And so it came to pass that the gastropub, that once-mighty bringer of semi-decent pub grub throughout the land, was no more. Or so The Good Food Guide says. It claims that the term is no longer relevant; once used to distinguish pubs serving food from pubs serving crisps and pork scratchings, now the gastropub label is actually deriding that which it once elevated.
The concept of the gastropub arrived on the foodie scene with the launch of The Eagle in East London in the mid-1990s. Suddenly their casual, Med-inspired dishes served alongside elevated pub booze became, quite literally, the talk of the town and the pub was reinvented. Boozers, to differentiate, were for old men; everyone, darling, was eating out in gastropubs – they were cheaper, more 'real' and often offered more eclectic choice and quality than many restaurants.
But the gastropub became a cliché and The GFG has it quite right when it says that the term has become meaningless. As the concept spread, young chefs and would-be restaurateurs took over traditional boozers to gain experience and independence without the necessary concomitant high spending and ramped the menu prices up in the process. Within a decade, it became hard to distinguish between gastropubs and restaurants. The stalwart drinkers were shoved to one side, the smokers outside as the law changed and as the concept of a pub changed entirely, from a quiet place to drink of an evening to a crowded place to eat, the quality plummeted – serve cheap food, call yourself a 'gastropub' and they will come.
The label did serve to bring about some change in the industry and bring money through the door of formerly-struggling drinking pubs. When a pub gets it right, it's worth giving it some loyalty. However, not all 'gastropubs' serve good food, just as not all restaurants do and The GFG is peering through the bottom of a rosé-tinted wine glass if it thinks that the term can be eradicated because – in its view – most pubs now serve "casual, keenly-priced" food with "all the old favourites back in favour". It's somewhat of a bucolic idyll it paints: the rosy-cheeked landlord doling out own-made Scotch eggs from behind the bar as he pulls a pint of CAMRA-recommended local beer.

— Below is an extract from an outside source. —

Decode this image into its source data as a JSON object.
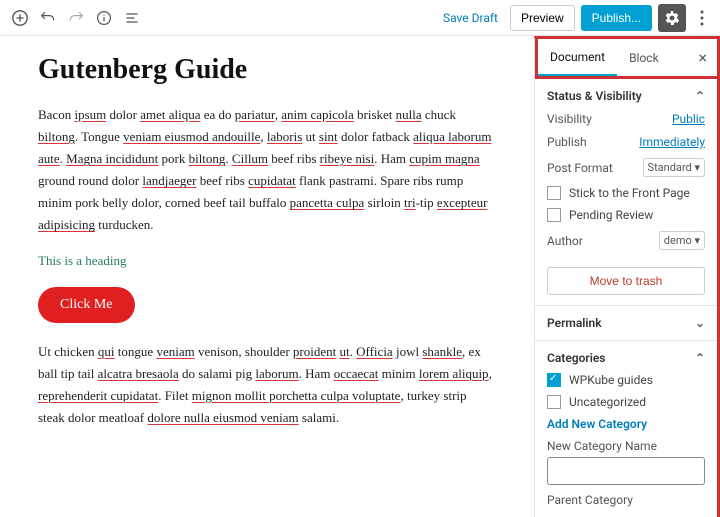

We would argue that actually, that's still not widely the case. Sure there are some good pubs around serving good food, some of it even home-grown or locally sourced, but is it really the majority? To claim that 'gastropub' has served its purpose and now pubs everywhere serve both the drinker and the diner alike is a little sweeping, to say the least. Many remain hardened drinkers' dens, swirly carpets and all, because the locals and the landlord like it like that. Some choose to offer food and sometimes it's good and sometimes it's bad, and like all eating establishments, it's quite often pot luck. Don't we, the customer, still use it as a term of definition of quality?
It's also worth examining its statement that "demand is for imaginative food, one-dish grazing, as well as three-course blow outs." Well, isn't that what restaurants do? The statement raises questions about what a pub is. What kind of food does it serve? If we carry on down this road, we'll need to wipe out 'pub' and 'restaurant' and come up with something else: 'grub station' anyone? We do agree, up to a point, about flexible dining hours – there's nothing more annoying than arriving at 2.05pm for a late lunch to a much-hyped pub only to find it serving food between 12pm and 2pm and that's your lot, matey – but that's just a case of wider advertising and the management managing customer expectations.
As ever, we turn it over to you. What do you think a pub should be? Do you think 'gastropub' remains a concrete definition any longer or is it indeed obsolete? Would you like your local pub to serve 'proper' food or are you happy with the crisps? Or are you just a drinker and want your pub back?